#### Exercise brief
Search the material below for the word "this" and copy every line in which it occurs.

───── Data shown ─────

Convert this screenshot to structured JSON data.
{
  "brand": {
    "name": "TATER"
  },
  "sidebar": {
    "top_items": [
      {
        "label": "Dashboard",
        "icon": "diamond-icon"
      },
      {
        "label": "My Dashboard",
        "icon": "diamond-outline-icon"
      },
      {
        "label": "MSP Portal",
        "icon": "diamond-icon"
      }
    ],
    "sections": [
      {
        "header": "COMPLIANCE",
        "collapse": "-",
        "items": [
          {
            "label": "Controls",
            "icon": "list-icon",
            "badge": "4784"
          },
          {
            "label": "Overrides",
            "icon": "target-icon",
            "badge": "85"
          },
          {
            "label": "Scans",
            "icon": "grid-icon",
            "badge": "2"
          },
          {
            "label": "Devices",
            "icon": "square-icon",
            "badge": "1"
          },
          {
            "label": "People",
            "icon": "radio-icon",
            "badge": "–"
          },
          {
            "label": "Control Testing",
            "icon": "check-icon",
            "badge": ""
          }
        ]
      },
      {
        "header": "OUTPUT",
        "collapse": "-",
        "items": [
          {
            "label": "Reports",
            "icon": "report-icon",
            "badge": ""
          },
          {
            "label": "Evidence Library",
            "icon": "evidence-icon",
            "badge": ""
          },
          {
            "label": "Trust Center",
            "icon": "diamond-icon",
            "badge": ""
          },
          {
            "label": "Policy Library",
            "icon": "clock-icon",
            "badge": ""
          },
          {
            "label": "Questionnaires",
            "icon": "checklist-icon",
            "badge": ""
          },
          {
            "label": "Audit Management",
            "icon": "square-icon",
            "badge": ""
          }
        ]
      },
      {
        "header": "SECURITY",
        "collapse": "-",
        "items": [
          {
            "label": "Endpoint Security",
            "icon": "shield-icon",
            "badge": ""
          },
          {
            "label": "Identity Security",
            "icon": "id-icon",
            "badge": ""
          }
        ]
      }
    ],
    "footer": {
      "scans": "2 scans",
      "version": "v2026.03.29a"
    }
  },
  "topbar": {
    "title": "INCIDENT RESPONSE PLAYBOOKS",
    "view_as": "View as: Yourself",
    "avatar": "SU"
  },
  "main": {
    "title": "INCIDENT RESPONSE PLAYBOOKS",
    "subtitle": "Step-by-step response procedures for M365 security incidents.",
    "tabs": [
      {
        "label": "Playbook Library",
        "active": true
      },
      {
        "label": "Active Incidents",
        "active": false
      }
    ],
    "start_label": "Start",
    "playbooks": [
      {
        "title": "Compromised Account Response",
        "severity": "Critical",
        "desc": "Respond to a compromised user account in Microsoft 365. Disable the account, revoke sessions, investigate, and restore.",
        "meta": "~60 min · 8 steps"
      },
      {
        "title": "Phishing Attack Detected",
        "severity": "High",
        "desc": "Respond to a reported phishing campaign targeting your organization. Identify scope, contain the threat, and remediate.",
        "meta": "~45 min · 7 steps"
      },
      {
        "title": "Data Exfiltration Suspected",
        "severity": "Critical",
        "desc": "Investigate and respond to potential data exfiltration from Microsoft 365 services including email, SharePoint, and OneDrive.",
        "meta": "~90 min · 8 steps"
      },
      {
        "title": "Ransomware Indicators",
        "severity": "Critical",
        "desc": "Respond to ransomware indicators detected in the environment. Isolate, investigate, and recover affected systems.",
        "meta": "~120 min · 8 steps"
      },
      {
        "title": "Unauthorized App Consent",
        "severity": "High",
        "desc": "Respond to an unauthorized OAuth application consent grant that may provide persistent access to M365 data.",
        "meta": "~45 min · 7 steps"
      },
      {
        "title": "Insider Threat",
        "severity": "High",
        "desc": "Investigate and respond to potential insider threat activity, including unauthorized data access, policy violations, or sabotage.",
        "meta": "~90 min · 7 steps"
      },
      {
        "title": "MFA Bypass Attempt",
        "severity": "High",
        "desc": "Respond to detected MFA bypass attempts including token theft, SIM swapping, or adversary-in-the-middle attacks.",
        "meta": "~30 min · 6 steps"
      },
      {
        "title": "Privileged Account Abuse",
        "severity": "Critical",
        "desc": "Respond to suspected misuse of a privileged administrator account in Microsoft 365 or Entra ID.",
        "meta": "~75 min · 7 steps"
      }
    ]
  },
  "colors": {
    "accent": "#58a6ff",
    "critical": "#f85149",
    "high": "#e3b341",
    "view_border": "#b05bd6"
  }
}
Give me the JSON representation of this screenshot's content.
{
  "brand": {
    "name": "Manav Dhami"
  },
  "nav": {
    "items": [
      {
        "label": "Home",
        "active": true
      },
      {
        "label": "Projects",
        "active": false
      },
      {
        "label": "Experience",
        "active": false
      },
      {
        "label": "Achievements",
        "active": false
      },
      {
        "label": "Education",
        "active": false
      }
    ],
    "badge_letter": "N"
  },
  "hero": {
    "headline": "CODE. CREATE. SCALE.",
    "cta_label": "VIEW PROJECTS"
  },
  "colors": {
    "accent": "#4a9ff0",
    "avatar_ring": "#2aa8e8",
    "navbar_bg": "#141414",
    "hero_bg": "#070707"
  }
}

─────

#### Written solution
Convert this screenshot to structured JSON data.
Give me the JSON representation of this screenshot's content.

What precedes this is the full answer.